== Problem details ==
Copy each entry below exactly as it reads.
Records Start Marker
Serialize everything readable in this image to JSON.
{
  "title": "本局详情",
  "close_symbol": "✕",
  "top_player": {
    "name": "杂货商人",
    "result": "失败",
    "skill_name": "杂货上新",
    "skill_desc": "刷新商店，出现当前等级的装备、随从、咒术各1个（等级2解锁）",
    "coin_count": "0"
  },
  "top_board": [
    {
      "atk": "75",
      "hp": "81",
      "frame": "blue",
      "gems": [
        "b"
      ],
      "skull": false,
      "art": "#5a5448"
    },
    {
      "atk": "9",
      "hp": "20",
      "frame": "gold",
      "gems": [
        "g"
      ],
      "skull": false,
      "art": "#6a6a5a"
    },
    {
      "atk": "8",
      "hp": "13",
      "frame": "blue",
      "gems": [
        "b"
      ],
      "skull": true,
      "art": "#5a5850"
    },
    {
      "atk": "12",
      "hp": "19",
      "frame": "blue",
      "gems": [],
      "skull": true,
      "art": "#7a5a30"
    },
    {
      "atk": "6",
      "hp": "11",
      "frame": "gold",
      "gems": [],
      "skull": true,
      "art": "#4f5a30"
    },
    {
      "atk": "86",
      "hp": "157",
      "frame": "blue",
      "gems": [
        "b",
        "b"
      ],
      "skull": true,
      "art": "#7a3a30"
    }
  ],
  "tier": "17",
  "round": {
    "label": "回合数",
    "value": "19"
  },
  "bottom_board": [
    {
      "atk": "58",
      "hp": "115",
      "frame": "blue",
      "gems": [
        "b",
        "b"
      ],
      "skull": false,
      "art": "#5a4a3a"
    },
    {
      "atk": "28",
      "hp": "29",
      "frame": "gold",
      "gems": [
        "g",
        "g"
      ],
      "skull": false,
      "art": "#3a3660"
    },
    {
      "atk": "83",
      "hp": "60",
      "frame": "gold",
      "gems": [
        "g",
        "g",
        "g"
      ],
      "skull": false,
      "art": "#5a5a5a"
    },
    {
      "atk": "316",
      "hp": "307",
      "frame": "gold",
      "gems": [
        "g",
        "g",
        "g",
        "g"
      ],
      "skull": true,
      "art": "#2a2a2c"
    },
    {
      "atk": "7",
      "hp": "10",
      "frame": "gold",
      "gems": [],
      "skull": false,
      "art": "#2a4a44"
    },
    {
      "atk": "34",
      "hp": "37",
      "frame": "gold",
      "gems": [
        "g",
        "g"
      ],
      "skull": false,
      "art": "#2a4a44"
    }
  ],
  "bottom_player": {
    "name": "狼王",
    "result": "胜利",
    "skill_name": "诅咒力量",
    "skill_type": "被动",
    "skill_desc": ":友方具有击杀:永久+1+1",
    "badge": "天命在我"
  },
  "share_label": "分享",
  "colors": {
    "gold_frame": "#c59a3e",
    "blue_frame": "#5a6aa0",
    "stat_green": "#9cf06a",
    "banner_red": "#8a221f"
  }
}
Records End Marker
== Response area ==
Serialize everything readable in this image to JSON.
{
  "title": "本局详情",
  "close_symbol": "✕",
  "top_player": {
    "name": "杂货商人",
    "result": "失败",
    "skill_name": "杂货上新",
    "skill_desc": "刷新商店，出现当前等级的装备、随从、咒术各1个（等级2解锁）",
    "coin_count": "0"
  },
  "top_board": [
    {
      "atk": "75",
      "hp": "81",
      "frame": "blue",
      "gems": [
        "b"
      ],
      "skull": false,
      "art": "#5a5448"
    },
    {
      "atk": "9",
      "hp": "20",
      "frame": "gold",
      "gems": [
        "g"
      ],
      "skull": false,
      "art": "#6a6a5a"
    },
    {
      "atk": "8",
      "hp": "13",
      "frame": "blue",
      "gems": [
        "b"
      ],
      "skull": true,
      "art": "#5a5850"
    },
    {
      "atk": "12",
      "hp": "19",
      "frame": "blue",
      "gems": [],
      "skull": true,
      "art": "#7a5a30"
    },
    {
      "atk": "6",
      "hp": "11",
      "frame": "gold",
      "gems": [],
      "skull": true,
      "art": "#4f5a30"
    },
    {
      "atk": "86",
      "hp": "157",
      "frame": "blue",
      "gems": [
        "b",
        "b"
      ],
      "skull": true,
      "art": "#7a3a30"
    }
  ],
  "tier": "17",
  "round": {
    "label": "回合数",
    "value": "19"
  },
  "bottom_board": [
    {
      "atk": "58",
      "hp": "115",
      "frame": "blue",
      "gems": [
        "b",
        "b"
      ],
      "skull": false,
      "art": "#5a4a3a"
    },
    {
      "atk": "28",
      "hp": "29",
      "frame": "gold",
      "gems": [
        "g",
        "g"
      ],
      "skull": false,
      "art": "#3a3660"
    },
    {
      "atk": "83",
      "hp": "60",
      "frame": "gold",
      "gems": [
        "g",
        "g",
        "g"
      ],
      "skull": false,
      "art": "#5a5a5a"
    },
    {
      "atk": "316",
      "hp": "307",
      "frame": "gold",
      "gems": [
        "g",
        "g",
        "g",
        "g"
      ],
      "skull": true,
      "art": "#2a2a2c"
    },
    {
      "atk": "7",
      "hp": "10",
      "frame": "gold",
      "gems": [],
      "skull": false,
      "art": "#2a4a44"
    },
    {
      "atk": "34",
      "hp": "37",
      "frame": "gold",
      "gems": [
        "g",
        "g"
      ],
      "skull": false,
      "art": "#2a4a44"
    }
  ],
  "bottom_player": {
    "name": "狼王",
    "result": "胜利",
    "skill_name": "诅咒力量",
    "skill_type": "被动",
    "skill_desc": ":友方具有击杀:永久+1+1",
    "badge": "天命在我"
  },
  "share_label": "分享",
  "colors": {
    "gold_frame": "#c59a3e",
    "blue_frame": "#5a6aa0",
    "stat_green": "#9cf06a",
    "banner_red": "#8a221f"
  }
}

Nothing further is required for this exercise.